The Pre-Smoke
I have to admit to being a little pleased with myself. When I slid the first Relic out of it’s cellophane and laid eyes on the oily, toothy wrapper, I thought to myself it looked a bit like the Matasa 30th and the Casa Magna. And in doing my research, I see that I totally nailed it. I should mention that the 5 Vegas Relic is considerably less attractive than either of those other cigars.

Ordinarily a perfecto is a graceful and attractive vitola. That is not the case here. The 5 Vegas Relic is mottled, lumpy and often noticeably lopsided. The veins are thicker and occasionally twisted, looking very much like a flattened spring. (An effect that is often seen in Cuban cigars.) A quick look at the band with it’s worn bronze look and menacing red lettering spelling out “Relic” tells you that this isn’t supposed to be an attractive cigar. It’s supposed to be a beast. Another interesting quirk to this cigar is that the head is not tapered like the foot, it’s actually triple-capped like a non-figurado stick.

The scent of the wrapper was a savory barnyard aroma. And since the cigar has a closed foot, I didn’t get much out of my attempt to take a cold taste except some neck strain. (I kid, I didn’t try.) Some people clip the closed foot of a perfecto before lighting, I generally don’t. I figure if you don’t clip off a shaggy or “unfinished” foot (I’ve been tempted), why would you clip the foot of a perfecto?

The Burn
The 5 Vegas Relic didn’t get any more attractive as it slowly became ash. The solid ash it produced was dark gray in color, and at it’s best the burn line was slightly wavy. It seems that my decision not to clip the foot may have been ill advised. The first third seemed to be the worst burning part of the cigar, both in terms of draw, evenness of burn and tendency to go out. But, unless I cut pretty deeply into the stick (like the whole first third), there was no escaping a little trouble.

The good news is that just a little before the the cigar entered the second third things seemed to improve. (Or in some cases after a re-light.) Each puff started to produce a better volume of smoke and the burn line became significantly less erratic. And like I said, the ash was pretty strong. This stick might be a good candidate for a long ash competition.

The Flavor
It all started with a nice combination of roasted nuts and creamy coffee. Well it did for most of them. One stick had a little Windex thing going on there too, which had me kind of worried. Fortunately, it was literally only there for one puff. It wasn’t long before the cigar took on a savory, creamy coffee flavor that had a slightly oily mouth feel. From time to time there were a few syrupy notes. Just before the second third, the coffee was replaced by a velvety cinnamon flavor, again with pockets of sweetness.

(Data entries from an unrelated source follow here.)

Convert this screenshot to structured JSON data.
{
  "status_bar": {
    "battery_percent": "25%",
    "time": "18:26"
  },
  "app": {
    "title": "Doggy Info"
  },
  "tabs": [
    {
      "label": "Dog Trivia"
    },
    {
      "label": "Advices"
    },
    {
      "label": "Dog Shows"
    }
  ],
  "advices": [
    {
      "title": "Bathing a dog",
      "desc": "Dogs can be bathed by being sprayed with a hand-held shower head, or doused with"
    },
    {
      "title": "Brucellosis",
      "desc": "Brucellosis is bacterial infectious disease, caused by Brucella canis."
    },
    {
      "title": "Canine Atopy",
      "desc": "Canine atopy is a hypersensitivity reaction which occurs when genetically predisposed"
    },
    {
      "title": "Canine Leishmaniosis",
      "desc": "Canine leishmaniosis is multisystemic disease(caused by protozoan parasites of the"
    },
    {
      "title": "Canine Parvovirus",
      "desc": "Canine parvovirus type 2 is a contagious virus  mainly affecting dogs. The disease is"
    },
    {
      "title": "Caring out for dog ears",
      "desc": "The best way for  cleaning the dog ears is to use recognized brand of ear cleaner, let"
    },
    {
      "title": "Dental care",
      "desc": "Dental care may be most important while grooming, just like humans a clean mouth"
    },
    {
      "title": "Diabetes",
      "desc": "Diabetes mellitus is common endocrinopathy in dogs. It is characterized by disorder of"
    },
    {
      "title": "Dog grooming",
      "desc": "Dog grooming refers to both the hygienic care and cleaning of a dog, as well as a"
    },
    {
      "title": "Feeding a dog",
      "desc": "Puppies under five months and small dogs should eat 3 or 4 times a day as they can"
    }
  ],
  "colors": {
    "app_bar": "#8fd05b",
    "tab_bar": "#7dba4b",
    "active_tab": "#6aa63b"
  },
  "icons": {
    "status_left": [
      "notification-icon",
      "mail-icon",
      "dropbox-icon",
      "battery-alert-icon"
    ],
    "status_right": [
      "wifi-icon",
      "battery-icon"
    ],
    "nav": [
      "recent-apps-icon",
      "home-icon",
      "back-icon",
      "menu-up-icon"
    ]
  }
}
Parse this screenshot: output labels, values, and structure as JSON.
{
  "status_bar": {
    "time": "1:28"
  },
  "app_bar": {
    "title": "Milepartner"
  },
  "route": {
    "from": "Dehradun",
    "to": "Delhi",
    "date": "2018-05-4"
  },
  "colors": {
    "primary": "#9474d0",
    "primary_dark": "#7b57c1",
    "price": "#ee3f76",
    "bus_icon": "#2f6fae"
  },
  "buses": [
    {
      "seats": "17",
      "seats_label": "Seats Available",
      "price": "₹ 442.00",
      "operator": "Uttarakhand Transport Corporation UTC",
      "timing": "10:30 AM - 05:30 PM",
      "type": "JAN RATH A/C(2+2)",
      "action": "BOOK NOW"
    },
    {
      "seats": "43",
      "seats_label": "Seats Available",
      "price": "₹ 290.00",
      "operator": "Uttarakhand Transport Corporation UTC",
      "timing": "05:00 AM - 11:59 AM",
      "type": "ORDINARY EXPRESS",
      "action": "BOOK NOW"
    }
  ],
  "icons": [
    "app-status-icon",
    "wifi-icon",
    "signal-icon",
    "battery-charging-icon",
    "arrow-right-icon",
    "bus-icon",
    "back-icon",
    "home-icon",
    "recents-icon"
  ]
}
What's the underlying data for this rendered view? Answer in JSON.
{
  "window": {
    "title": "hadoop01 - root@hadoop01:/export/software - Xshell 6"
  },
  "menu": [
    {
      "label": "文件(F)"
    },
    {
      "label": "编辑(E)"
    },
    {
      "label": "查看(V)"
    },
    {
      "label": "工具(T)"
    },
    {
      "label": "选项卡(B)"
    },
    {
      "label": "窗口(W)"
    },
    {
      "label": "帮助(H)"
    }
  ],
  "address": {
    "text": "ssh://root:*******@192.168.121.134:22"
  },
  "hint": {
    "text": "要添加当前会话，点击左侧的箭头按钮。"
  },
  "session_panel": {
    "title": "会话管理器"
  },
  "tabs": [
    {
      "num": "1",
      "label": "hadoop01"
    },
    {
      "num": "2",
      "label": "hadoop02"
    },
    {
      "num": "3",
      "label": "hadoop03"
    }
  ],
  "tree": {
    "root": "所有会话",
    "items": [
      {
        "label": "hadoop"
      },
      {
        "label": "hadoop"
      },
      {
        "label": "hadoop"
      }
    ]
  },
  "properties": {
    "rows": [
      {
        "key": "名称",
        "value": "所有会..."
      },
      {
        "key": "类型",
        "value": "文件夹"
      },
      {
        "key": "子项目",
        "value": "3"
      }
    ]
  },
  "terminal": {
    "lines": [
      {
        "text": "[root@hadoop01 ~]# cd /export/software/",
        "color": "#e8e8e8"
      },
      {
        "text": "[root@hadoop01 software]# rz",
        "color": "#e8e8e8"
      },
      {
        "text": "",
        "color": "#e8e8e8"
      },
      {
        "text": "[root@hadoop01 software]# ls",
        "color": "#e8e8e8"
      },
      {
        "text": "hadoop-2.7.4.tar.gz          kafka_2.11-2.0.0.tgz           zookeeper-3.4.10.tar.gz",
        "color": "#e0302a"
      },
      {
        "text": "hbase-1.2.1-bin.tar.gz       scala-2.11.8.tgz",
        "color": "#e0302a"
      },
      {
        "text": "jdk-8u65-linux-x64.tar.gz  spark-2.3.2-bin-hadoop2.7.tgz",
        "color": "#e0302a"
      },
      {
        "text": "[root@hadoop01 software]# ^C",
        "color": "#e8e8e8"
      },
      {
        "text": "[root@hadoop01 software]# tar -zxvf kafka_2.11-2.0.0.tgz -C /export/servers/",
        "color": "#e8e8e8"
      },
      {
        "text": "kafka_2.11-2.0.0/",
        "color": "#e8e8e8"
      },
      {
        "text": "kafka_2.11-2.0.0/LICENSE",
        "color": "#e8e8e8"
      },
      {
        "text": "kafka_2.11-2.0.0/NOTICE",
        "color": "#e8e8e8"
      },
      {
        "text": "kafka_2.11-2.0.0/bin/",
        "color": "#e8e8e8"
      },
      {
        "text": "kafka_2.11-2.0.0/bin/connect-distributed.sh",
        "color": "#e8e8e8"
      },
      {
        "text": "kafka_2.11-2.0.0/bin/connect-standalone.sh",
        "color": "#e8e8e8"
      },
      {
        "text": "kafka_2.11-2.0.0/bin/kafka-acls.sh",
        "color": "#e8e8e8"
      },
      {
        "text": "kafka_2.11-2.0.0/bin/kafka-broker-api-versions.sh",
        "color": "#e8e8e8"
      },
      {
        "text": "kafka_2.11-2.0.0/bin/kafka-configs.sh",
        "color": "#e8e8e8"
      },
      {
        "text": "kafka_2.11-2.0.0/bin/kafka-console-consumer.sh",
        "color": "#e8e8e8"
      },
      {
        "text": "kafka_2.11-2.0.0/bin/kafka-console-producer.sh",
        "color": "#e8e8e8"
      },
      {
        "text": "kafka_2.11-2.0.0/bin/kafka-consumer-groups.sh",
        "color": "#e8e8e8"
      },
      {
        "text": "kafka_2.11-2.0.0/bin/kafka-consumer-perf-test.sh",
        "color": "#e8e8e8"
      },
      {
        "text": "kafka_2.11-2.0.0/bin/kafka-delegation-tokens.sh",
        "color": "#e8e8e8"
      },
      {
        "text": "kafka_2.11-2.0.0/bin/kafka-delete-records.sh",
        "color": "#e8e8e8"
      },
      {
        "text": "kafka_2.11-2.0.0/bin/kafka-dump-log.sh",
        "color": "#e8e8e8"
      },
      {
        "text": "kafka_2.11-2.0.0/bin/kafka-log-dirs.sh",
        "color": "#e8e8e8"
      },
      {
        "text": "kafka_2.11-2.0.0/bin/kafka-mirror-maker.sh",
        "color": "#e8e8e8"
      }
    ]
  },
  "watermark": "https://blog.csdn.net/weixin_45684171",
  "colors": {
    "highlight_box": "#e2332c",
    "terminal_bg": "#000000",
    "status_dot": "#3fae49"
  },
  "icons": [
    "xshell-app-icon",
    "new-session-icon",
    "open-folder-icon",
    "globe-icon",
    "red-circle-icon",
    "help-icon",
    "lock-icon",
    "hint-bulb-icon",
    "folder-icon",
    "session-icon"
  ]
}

The second third saw a brief reemergence of the creamy coffee and some chocolate notes early on that were replaced by buttery earth with more of that cinnamon and occasionally, leather. As with the prior third, the cinnamon seemed to take over in the end.

There didn’t seem to be much of a change in the final third. Perhaps a little more body and a little bit of spice added to the mix, but the flavor elements and combinations of the prior third made reappearances here as well.

The Price
I try to always quote the MSRP in my reviews, but in this case, it’s a little misleading. The 5 Vegas Relic is only sold at Cigars International (and other sites under the same ownership) and none of them sell the sticks for more than $4.17, provided you buy a box. ($4.70 for a fiver.) But pick whichever price you want, there’s nothing to complain about here.

The Verdict
The 5 Vegas Relic is an interesting cigar. I say that, because even after smoking all of these sticks, I’m a loss to really put a verdict on it. I didn’t love it or hate it. The burn issues the cigar had weren’t as off-putting as they might seem, but the flavors weren’t as good as they sound either. (That is, if buttery earth sounds good to you.) If anything the cigar often tasted “unusual” to me, and I was generally tired of being “interested” by the end of the second third. Perhaps Nick from the Stogie Review forum puts it best when he says “it’s brown, it burns.”

Liked It: It’s brown, it burns.
Buy It Again: Probably not
Recommend It: To the curious- it’s inexpensive, and it’s interesting

Tower of Burn
Here for your viewing pleasure is my trademark Tower of Burn.